chose his battles carefully in selecting which high notes to ring out and which
to husband and nurse, my first reaction upon hearing him live is that this is a
gorgeous heavy lyric sound. He is also a very fine musician, shaping and
coloring his phrases with a fine sense of Verdian line and a good deal of
dramatic imagination. His acting is honest and heartfelt. Perhaps his rather
short, boyish, round-cheeked appearance does not make him as marketable as
other over-hyped tenors, but as an artist this guy easily outclasses many an
operatic poster boy. A class act this Senor Vargas.
My other real interest was in hearing Angela Brown, who has emerged in
recent seasons as a Verdian of note. Her Amelia did not disappoint. The lovely
Miss Brown commands the stage with star presence, and her ripe, dark tone
communicates well in all registers and at all volumes, but most especially in
the upper reaches at full throttle when she is downright thrilling.
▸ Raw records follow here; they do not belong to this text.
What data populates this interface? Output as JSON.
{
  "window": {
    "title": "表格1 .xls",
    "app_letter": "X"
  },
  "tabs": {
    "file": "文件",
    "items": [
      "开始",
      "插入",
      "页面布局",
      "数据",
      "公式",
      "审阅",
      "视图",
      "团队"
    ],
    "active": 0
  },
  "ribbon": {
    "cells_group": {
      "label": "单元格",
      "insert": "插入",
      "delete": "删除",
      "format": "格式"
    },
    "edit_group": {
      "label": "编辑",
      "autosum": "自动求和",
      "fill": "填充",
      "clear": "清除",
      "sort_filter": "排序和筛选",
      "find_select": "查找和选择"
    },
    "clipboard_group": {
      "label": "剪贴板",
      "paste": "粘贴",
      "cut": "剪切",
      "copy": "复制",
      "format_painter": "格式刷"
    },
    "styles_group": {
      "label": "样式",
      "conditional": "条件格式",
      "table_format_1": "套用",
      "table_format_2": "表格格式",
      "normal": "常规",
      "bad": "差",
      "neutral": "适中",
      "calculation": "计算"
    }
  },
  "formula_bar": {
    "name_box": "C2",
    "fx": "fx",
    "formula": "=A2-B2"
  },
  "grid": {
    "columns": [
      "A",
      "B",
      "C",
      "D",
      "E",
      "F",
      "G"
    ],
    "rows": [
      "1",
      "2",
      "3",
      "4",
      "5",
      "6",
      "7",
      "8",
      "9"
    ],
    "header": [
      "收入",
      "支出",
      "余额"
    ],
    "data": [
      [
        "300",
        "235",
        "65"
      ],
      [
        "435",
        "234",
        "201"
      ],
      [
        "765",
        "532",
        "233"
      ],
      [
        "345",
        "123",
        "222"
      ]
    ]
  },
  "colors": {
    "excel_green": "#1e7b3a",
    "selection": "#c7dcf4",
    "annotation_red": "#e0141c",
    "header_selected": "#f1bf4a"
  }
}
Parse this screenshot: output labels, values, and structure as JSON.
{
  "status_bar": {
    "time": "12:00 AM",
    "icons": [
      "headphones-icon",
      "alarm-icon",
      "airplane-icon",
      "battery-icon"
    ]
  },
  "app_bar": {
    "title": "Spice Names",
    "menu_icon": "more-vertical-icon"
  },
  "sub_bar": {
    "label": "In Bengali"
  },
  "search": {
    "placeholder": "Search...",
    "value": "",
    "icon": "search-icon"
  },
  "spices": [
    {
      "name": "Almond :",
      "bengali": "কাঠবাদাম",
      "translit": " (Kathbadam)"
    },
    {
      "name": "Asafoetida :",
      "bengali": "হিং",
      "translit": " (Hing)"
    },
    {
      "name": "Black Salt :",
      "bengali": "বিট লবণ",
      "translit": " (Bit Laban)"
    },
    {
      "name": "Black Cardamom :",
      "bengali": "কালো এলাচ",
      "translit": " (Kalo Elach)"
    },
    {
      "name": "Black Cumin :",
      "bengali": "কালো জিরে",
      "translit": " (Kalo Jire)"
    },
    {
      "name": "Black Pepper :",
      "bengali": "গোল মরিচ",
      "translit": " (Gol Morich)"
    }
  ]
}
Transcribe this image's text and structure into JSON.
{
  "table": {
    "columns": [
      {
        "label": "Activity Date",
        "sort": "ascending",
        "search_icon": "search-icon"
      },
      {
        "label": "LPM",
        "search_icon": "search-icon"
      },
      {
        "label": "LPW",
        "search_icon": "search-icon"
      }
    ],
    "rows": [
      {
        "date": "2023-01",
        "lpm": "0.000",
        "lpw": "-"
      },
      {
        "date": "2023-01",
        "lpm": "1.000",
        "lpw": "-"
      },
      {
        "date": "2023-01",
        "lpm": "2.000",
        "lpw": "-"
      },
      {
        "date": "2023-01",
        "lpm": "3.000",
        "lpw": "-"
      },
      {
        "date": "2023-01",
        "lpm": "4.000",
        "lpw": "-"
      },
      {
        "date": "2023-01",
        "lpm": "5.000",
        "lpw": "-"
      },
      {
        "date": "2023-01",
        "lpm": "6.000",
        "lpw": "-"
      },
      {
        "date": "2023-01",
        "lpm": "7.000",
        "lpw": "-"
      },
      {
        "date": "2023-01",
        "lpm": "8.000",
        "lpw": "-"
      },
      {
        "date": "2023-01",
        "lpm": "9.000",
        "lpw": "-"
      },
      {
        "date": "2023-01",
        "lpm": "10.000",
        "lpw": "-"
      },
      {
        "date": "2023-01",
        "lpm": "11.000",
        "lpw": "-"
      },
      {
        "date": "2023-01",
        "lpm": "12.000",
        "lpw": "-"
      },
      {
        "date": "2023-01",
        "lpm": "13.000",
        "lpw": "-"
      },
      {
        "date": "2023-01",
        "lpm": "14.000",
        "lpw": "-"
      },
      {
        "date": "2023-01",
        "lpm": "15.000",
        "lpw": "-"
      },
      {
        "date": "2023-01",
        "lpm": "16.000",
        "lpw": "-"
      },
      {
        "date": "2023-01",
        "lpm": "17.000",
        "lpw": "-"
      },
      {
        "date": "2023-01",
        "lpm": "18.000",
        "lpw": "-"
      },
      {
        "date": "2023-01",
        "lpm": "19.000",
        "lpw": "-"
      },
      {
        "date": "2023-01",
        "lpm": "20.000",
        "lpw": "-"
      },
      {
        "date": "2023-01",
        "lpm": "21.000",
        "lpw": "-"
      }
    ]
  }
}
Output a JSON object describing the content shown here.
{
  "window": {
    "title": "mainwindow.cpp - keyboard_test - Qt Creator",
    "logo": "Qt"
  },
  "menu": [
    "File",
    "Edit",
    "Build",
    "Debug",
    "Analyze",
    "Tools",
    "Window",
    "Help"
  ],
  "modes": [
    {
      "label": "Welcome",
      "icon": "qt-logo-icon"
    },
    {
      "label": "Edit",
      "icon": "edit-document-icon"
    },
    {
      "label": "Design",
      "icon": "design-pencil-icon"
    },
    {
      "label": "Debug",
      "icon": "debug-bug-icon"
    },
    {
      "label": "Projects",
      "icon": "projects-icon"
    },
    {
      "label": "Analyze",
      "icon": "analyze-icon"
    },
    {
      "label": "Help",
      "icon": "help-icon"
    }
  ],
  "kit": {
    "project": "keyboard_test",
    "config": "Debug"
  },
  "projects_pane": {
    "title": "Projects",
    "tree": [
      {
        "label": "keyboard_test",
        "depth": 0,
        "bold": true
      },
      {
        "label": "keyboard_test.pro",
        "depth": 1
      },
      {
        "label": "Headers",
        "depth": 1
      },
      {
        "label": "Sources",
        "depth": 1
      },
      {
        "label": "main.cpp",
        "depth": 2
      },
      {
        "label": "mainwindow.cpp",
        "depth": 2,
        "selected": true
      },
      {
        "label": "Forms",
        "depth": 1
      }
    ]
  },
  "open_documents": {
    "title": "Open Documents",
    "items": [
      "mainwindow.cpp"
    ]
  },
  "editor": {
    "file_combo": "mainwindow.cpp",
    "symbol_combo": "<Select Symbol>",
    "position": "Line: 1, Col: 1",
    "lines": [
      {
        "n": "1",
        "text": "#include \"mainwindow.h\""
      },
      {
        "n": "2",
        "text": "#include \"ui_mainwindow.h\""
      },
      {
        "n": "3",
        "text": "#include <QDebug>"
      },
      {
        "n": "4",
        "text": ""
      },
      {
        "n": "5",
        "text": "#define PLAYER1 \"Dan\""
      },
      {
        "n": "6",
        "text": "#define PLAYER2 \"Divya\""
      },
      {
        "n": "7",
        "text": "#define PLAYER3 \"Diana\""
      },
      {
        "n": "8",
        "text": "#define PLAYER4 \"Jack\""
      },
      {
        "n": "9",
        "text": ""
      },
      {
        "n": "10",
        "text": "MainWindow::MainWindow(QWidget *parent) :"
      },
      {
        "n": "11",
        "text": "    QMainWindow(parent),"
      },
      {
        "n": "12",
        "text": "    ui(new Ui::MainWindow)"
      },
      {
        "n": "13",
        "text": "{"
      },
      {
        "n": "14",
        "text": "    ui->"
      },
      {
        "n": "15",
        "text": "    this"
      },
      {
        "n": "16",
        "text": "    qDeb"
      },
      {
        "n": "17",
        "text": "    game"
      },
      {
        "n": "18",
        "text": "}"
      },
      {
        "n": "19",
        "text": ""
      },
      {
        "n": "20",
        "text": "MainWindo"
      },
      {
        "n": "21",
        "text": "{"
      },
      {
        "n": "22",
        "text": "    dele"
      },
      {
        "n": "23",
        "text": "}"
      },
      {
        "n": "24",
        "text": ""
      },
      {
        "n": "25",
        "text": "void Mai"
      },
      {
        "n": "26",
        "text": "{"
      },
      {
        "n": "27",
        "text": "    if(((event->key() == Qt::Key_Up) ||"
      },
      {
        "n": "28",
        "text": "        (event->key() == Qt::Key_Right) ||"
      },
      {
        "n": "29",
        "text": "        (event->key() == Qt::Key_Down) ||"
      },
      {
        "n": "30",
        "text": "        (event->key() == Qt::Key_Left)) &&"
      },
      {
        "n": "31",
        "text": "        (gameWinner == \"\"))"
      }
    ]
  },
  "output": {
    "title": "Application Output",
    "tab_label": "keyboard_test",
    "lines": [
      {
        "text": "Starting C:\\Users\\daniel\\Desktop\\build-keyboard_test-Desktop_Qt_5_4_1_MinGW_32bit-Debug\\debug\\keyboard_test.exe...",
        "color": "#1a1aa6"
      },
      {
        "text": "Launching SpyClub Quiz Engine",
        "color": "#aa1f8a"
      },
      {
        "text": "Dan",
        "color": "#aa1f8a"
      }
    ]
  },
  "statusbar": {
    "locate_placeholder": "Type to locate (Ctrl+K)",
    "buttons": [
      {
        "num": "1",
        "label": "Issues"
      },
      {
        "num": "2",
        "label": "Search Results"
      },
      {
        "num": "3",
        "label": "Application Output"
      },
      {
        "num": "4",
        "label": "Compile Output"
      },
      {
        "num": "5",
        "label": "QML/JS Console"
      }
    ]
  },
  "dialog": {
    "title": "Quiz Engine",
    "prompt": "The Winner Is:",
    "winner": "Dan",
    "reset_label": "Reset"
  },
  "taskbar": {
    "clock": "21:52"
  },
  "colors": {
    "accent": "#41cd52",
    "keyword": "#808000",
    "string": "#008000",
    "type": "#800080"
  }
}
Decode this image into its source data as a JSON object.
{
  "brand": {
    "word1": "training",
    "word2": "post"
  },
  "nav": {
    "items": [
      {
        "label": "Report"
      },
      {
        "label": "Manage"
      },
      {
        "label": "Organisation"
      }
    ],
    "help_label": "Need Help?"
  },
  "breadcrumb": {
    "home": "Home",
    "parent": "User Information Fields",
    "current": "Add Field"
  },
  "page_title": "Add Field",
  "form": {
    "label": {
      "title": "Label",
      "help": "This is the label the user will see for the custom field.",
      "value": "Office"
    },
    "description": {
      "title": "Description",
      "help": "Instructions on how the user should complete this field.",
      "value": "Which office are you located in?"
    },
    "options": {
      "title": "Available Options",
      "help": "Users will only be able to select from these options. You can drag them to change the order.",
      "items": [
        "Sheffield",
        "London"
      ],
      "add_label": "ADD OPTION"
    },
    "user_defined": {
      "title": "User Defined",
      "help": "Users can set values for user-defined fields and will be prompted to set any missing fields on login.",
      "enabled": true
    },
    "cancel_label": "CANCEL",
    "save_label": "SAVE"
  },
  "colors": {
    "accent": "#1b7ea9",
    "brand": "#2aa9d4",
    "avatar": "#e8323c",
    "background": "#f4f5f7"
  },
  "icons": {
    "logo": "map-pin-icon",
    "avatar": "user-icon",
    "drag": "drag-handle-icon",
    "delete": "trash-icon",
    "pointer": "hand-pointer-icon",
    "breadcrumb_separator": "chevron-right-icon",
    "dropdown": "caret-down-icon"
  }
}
If her
generous vibrato gets a bit in the way in lower parlando passages, and if she
cannot quite float a high note as pristine as say, Mme. Caballe (who can?),
this is nevertheless a very sound technique married to well-schooled musical
instincts. On a non-musical note, the diva did milk her (solid) ovation a bit
too much past the sell-by date. Leave them wanting more, Angela!
Anna Christy contributed a perky, spot-on, clear-voiced Oscar, although I
wish she had strutted and play-acted the “boy” a little less. Elena
Manistina was a force to be reckoned with as a fine Ulrica with a searing
baritonal chest voice that blossomed quite seamlessly into a ripe middle and a
secure top. The duo of dark-voiced Etienne Dupuis and Michail Schelomianski
were luxury casting as an exceptionally powerful Silvano and Sam, and Scott
Wilde presented a decent Tom.
But without a shred of doubt, the night (and the weekend) belonged to the
tremendous performance by Ludovic Tezier as Renato. Once every five years you
might encounter a Verdi turn with this shock-and-awe factor, and Mr. Tezier
thrilled and chilled us the entire night. Having enjoyed his
Figaro Count, and even more his Werther Albert,
nothing prepared me for the richness, the moxie, the clarity, the size of that
great instrument with its manly buzzy tone pinging off the back wall of the
Bastille and pinning us in our seats. There is nothing quite like
“discovering” a new star Verdi baritone, and wow, what a night he
had! Us, too.
product_title=Giuseppe Verdi: Macbeth
product_by=Macbeth: Dimitris Tiliakos; Banco Ferruccio Furlanetto / Dmitri Ulianov (5, 8 May); Lady Macbeth: Violeta Urmana / Larissa Gogolevskaya (29 April and 5 May); Dama di Lady Macbeth: Letitia Singleton; Macduff: Stefano Secco / Oleg Wideman (5, 8 May); Malcolm: Alfredo Nigro; Medico Yuri Kissin. OpÈra national de Paris Orchestra and Chorus. Conductor: Teodor Currentzis / Piotr Belyakin (17 April). Stage director, sets and costumes: Dmitri Tcherniakov.